*** Opening of Data for review ***

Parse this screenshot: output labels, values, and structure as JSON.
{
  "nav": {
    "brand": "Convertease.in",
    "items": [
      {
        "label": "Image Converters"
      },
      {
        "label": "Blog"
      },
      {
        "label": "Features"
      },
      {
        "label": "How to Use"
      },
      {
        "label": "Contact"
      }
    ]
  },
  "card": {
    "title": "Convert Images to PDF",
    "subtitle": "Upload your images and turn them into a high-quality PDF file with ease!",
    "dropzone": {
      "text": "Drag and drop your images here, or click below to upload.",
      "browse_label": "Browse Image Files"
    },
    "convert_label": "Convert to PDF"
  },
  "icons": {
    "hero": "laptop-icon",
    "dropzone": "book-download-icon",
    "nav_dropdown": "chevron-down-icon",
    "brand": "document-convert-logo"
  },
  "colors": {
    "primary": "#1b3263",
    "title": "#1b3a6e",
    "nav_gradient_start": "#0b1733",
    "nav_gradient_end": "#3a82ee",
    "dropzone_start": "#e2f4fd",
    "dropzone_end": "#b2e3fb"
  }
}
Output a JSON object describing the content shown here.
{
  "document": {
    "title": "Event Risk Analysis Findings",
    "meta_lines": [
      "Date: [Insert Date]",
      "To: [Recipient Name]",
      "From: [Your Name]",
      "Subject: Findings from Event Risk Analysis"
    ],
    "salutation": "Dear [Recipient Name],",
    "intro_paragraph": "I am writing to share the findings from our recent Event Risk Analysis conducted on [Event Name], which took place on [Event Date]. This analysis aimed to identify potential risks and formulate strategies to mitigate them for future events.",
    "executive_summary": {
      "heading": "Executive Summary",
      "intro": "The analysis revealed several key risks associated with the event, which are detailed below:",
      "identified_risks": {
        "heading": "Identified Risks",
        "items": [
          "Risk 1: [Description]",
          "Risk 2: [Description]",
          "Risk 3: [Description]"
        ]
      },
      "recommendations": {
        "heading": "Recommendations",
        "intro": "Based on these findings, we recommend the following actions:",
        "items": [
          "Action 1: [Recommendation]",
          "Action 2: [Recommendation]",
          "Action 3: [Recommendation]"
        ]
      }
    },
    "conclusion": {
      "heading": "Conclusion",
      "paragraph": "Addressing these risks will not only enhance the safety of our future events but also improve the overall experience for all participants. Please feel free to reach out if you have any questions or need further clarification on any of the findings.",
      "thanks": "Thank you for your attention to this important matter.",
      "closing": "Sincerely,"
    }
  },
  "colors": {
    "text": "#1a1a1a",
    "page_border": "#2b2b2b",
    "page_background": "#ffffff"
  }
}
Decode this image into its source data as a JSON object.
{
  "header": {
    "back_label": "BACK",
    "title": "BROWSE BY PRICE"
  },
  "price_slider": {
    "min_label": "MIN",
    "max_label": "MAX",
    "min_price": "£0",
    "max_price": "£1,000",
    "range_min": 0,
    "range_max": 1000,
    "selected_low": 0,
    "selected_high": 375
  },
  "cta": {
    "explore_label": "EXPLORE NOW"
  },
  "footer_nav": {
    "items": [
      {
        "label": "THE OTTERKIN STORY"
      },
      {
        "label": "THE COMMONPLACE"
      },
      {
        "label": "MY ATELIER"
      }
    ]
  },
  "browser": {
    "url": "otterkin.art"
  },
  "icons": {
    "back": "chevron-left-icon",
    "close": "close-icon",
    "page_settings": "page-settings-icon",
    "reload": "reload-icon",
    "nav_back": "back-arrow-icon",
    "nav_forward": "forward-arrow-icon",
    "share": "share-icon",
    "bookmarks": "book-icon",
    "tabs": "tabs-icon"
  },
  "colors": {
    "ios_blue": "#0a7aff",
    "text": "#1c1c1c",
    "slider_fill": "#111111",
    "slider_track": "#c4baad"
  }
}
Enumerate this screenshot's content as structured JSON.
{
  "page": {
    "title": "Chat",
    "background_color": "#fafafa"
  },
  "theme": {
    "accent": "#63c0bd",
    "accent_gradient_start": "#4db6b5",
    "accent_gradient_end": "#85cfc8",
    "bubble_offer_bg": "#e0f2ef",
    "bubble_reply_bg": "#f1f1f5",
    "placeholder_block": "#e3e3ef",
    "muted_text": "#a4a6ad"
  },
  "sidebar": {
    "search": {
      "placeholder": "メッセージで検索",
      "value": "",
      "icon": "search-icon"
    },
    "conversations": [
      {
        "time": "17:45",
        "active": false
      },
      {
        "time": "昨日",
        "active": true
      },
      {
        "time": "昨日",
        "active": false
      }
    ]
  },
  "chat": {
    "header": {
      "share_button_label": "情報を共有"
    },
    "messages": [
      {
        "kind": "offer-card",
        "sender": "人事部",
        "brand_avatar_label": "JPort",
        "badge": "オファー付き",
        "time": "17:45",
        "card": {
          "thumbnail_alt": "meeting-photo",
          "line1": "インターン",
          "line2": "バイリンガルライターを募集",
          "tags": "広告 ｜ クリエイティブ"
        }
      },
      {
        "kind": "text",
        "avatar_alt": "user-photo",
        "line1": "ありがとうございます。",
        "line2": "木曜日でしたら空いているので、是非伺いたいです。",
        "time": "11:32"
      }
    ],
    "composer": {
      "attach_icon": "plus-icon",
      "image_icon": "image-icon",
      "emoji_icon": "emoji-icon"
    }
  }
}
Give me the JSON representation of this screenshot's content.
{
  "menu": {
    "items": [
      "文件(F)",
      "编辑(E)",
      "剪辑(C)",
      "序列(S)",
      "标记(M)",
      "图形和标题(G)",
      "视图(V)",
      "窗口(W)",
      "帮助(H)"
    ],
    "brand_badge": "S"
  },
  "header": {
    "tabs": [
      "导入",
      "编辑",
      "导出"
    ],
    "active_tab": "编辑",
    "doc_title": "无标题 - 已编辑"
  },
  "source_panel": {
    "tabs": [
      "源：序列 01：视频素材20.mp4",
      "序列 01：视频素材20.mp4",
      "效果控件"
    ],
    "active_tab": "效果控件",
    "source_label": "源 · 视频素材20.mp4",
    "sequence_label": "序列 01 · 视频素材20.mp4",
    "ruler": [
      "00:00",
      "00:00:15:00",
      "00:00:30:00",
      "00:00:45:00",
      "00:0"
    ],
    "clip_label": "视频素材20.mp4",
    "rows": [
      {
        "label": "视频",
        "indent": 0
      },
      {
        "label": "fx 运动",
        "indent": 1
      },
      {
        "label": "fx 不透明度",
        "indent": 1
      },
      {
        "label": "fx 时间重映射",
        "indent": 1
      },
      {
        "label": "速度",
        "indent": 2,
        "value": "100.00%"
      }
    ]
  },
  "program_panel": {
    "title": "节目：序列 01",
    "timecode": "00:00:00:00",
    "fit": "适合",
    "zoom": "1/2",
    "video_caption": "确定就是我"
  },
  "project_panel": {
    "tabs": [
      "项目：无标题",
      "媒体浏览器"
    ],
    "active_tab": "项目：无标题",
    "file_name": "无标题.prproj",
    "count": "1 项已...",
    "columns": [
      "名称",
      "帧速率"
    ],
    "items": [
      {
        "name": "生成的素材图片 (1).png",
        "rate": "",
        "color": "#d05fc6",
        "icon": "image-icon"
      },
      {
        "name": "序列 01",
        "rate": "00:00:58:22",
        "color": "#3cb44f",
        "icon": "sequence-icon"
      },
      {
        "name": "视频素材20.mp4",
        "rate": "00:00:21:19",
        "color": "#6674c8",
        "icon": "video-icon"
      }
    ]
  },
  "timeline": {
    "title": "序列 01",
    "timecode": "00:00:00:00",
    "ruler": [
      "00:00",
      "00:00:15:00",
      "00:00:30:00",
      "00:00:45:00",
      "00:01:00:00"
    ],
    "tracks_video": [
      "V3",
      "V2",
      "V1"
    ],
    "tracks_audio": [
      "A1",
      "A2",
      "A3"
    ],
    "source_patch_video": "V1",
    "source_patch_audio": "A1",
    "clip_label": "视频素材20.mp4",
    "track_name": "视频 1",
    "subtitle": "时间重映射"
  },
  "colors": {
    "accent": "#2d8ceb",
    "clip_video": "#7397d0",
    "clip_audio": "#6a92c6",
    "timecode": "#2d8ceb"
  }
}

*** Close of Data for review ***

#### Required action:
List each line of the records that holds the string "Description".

#### Response for this exercise:
          "Risk 1: [Description]",
          "Risk 2: [Description]",
          "Risk 3: [Description]"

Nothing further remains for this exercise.